The real genius of the Apple Stores wasn’t the expensive retail space, but the fact that you could buy products that other retailers weren’t selling, you could get help from a real human being (as opposed to calling a toll-free number to talk to someone in another country who tried to turn you into your own computer technician to troubleshoot your PC), and you could see and try all of Apple’s products in a clean, inviting setting without any pressure from sales people to buy anything.
In comparison, buying a Windows PC was often a horrible shopping experience. Windows PCs confused and intimidated people with a laundry list of technical specifications. To lower costs, PC manufacturers booby trapped their computers with bloatware, software from third-parties that often slowed down a computer and took up space while being difficult for the average person to uninstall and delete. Buying a Windows PC was an exercise in frustration.

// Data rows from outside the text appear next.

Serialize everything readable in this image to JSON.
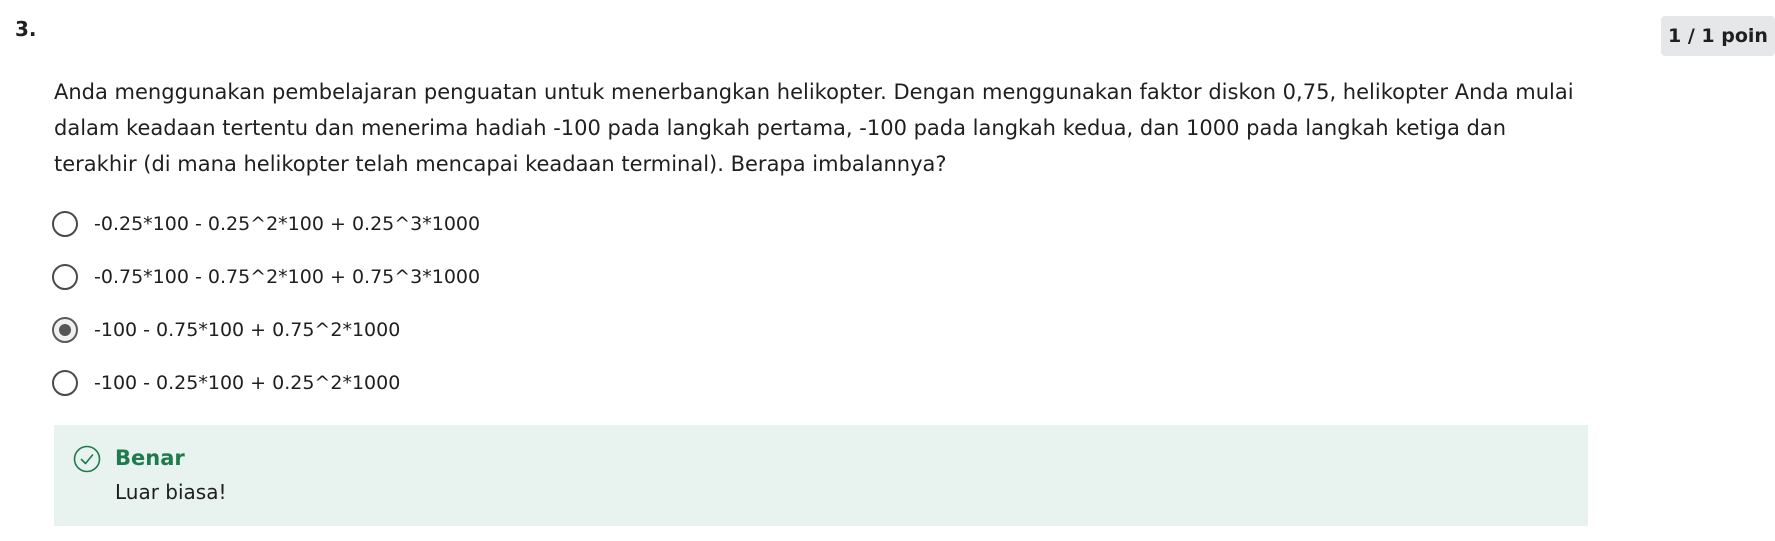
{
  "question": {
    "number": "3.",
    "points": "1 / 1 poin",
    "text": "Anda menggunakan pembelajaran penguatan untuk menerbangkan helikopter. Dengan menggunakan faktor diskon 0,75, helikopter Anda mulai dalam keadaan tertentu dan menerima hadiah -100 pada langkah pertama, -100 pada langkah kedua, dan 1000 pada langkah ketiga dan terakhir (di mana helikopter telah mencapai keadaan terminal). Berapa imbalannya?"
  },
  "options": [
    {
      "label": "-0.25*100 - 0.25^2*100 + 0.25^3*1000",
      "selected": false
    },
    {
      "label": "-0.75*100 - 0.75^2*100 + 0.75^3*1000",
      "selected": false
    },
    {
      "label": "-100 - 0.75*100 + 0.75^2*1000",
      "selected": true
    },
    {
      "label": "-100 - 0.25*100 + 0.25^2*1000",
      "selected": false
    }
  ],
  "feedback": {
    "title": "Benar",
    "message": "Luar biasa!",
    "icon": "check-circle-icon",
    "accent_color": "#1f7a4d",
    "background_color": "#e8f2ee"
  }
}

On the other hand, buying anything through the Apple Store was fun, easy, and far less intimidating. You saw a product you liked, you could try it for as long as you wished, and you could buy it without having to wait in line at a cash register. If you needed help, you could bring it back and talk to an expert at the Genius Bar who would stay with you until the problem was fixed.
The secret to Apple Stores was having products that people wanted, making the shopping experience fun and easy, and providing customer service to reduce any sense of frustration.
Within a few years, Apple Stores now earn the highest profits per square foot than any other retailer on the planet. Apple is now opening stores all over the world, despite having a minority share of the computer market, a minority share of the smartphone market, a majority share of the tablet market, and possibly a majority share of the wearable computer market.
The key to Apple Stores is the same key to their success in their other products. Solve the customer’s problems easily, make the experience enjoyable, and make them feel they got value for their purchase no matter how much it might be.
On the other hand, buying a Windows PC means dealing with pre-installed bloatware that will slow down your computer and technical support that’s frustrating and time-consuming to use. The only redeeming factor of Windows PCs is their low prices that made you feel you got a bargain until you needed customer service.
Apple Stores simply worked to keep customers happy so they could become repeat, loyal customers. Over time, this small group of happy Apple customers became a global army of happy Apple customers, all because Apple focused, not on deceiving and cheating the public, but by making the customer happy.
Curiously, that’s one feature of Apple that rivals have yet to copy.